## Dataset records
▼▼▼

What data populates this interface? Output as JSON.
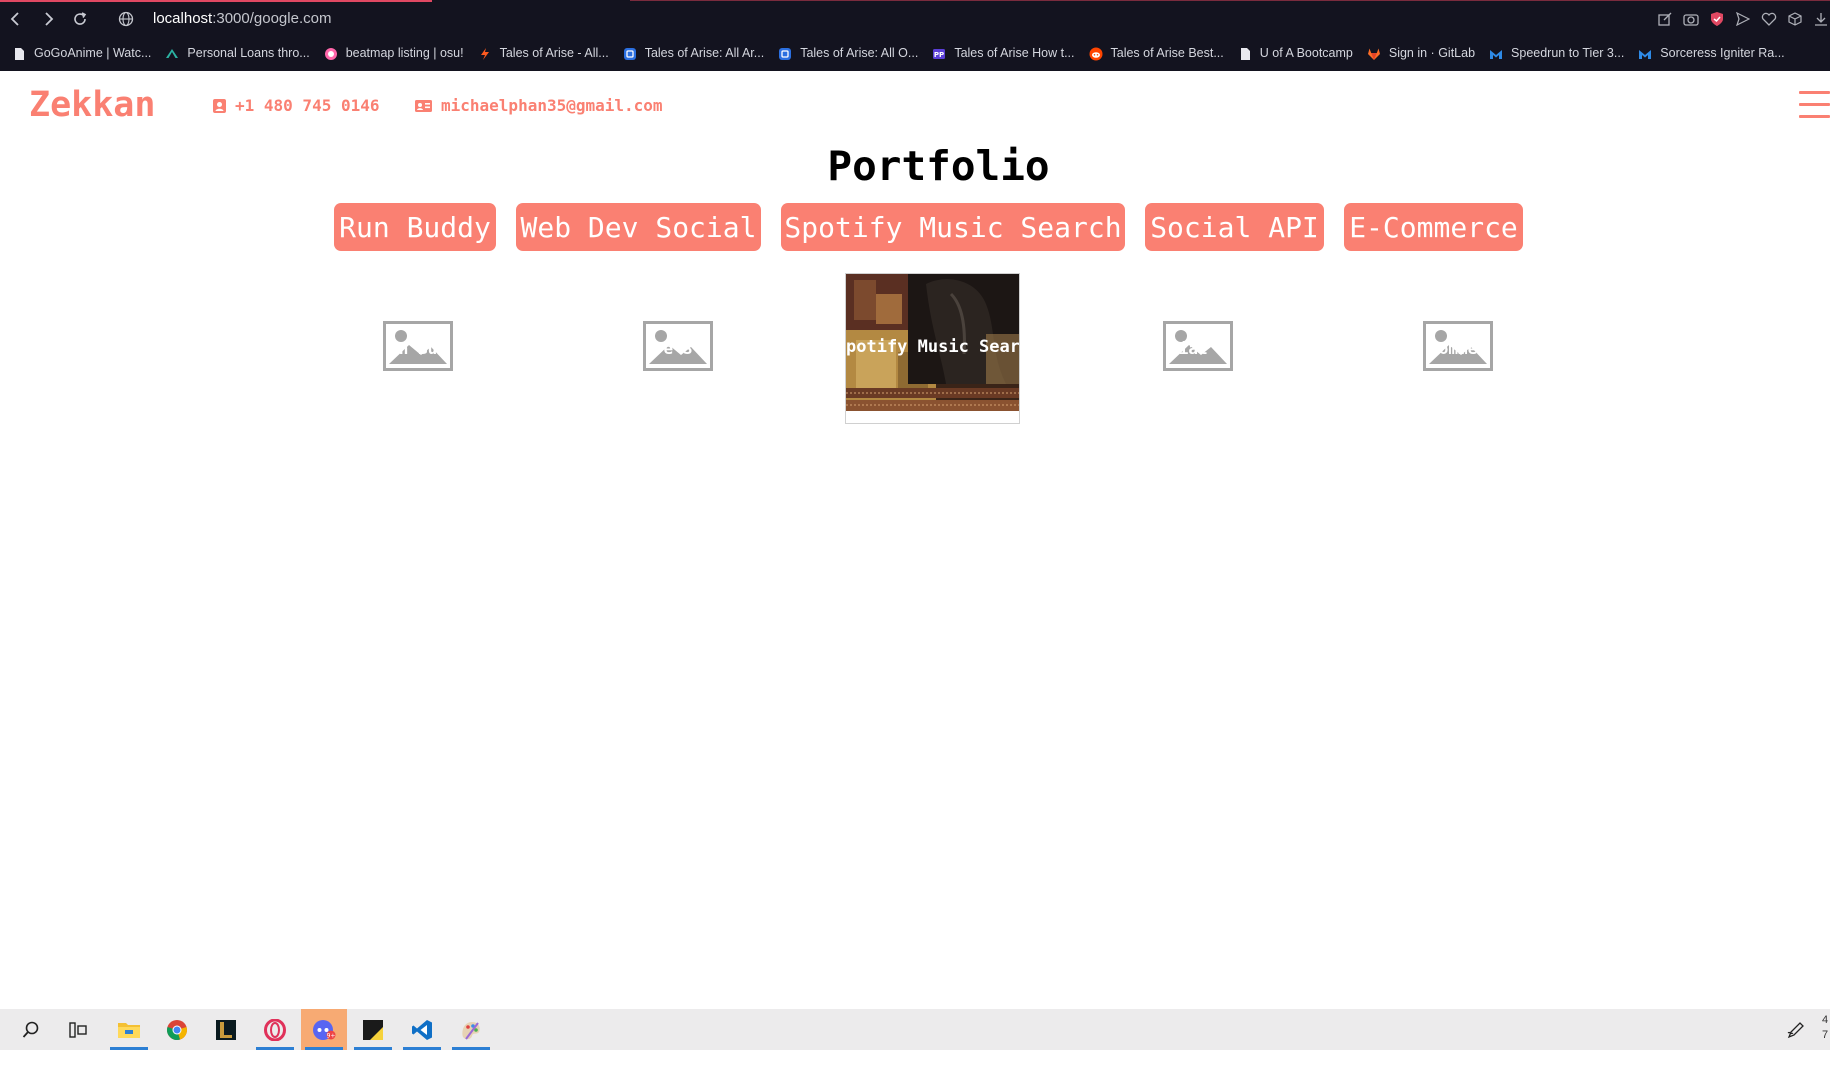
{
  "browser": {
    "url_host": "localhost",
    "url_path": ":3000/google.com",
    "bookmarks": [
      {
        "label": "GoGoAnime | Watc...",
        "icon": "document-icon"
      },
      {
        "label": "Personal Loans thro...",
        "icon": "loan-icon"
      },
      {
        "label": "beatmap listing | osu!",
        "icon": "osu-icon"
      },
      {
        "label": "Tales of Arise - All...",
        "icon": "bolt-icon"
      },
      {
        "label": "Tales of Arise: All Ar...",
        "icon": "square-app-icon"
      },
      {
        "label": "Tales of Arise: All O...",
        "icon": "square-app-icon"
      },
      {
        "label": "Tales of Arise How t...",
        "icon": "pp-icon"
      },
      {
        "label": "Tales of Arise Best...",
        "icon": "reddit-icon"
      },
      {
        "label": "U of A Bootcamp",
        "icon": "document-icon"
      },
      {
        "label": "Sign in · GitLab",
        "icon": "gitlab-icon"
      },
      {
        "label": "Speedrun to Tier 3...",
        "icon": "m-logo-icon"
      },
      {
        "label": "Sorceress Igniter Ra...",
        "icon": "m-logo-icon"
      }
    ]
  },
  "site": {
    "brand": "Zekkan",
    "phone": "+1 480 745 0146",
    "email": "michaelphan35@gmail.com",
    "title": "Portfolio",
    "projects": [
      "Run Buddy",
      "Web Dev Social",
      "Spotify Music Search",
      "Social API",
      "E-Commerce"
    ],
    "card_overlays": [
      "n Bu",
      "e S",
      "potify Music Sear",
      "cial A",
      "omme"
    ]
  },
  "colors": {
    "accent": "#fa8072",
    "browser_bg": "#13131f",
    "taskbar_bg": "#ecebec"
  },
  "taskbar": {
    "items": [
      "search-icon",
      "task-view-icon",
      "file-explorer-icon",
      "chrome-icon",
      "league-icon",
      "opera-icon",
      "discord-icon",
      "sticky-notes-icon",
      "vscode-icon",
      "paint-icon"
    ],
    "active_index": 6,
    "tray_time": "4",
    "tray_date": "7"
  }
}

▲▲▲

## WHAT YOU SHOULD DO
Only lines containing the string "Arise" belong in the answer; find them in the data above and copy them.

## SOLUTION TO THE EXERCISE
        "label": "Tales of Arise - All...",
        "label": "Tales of Arise: All Ar...",
        "label": "Tales of Arise: All O...",
        "label": "Tales of Arise How t...",
        "label": "Tales of Arise Best...",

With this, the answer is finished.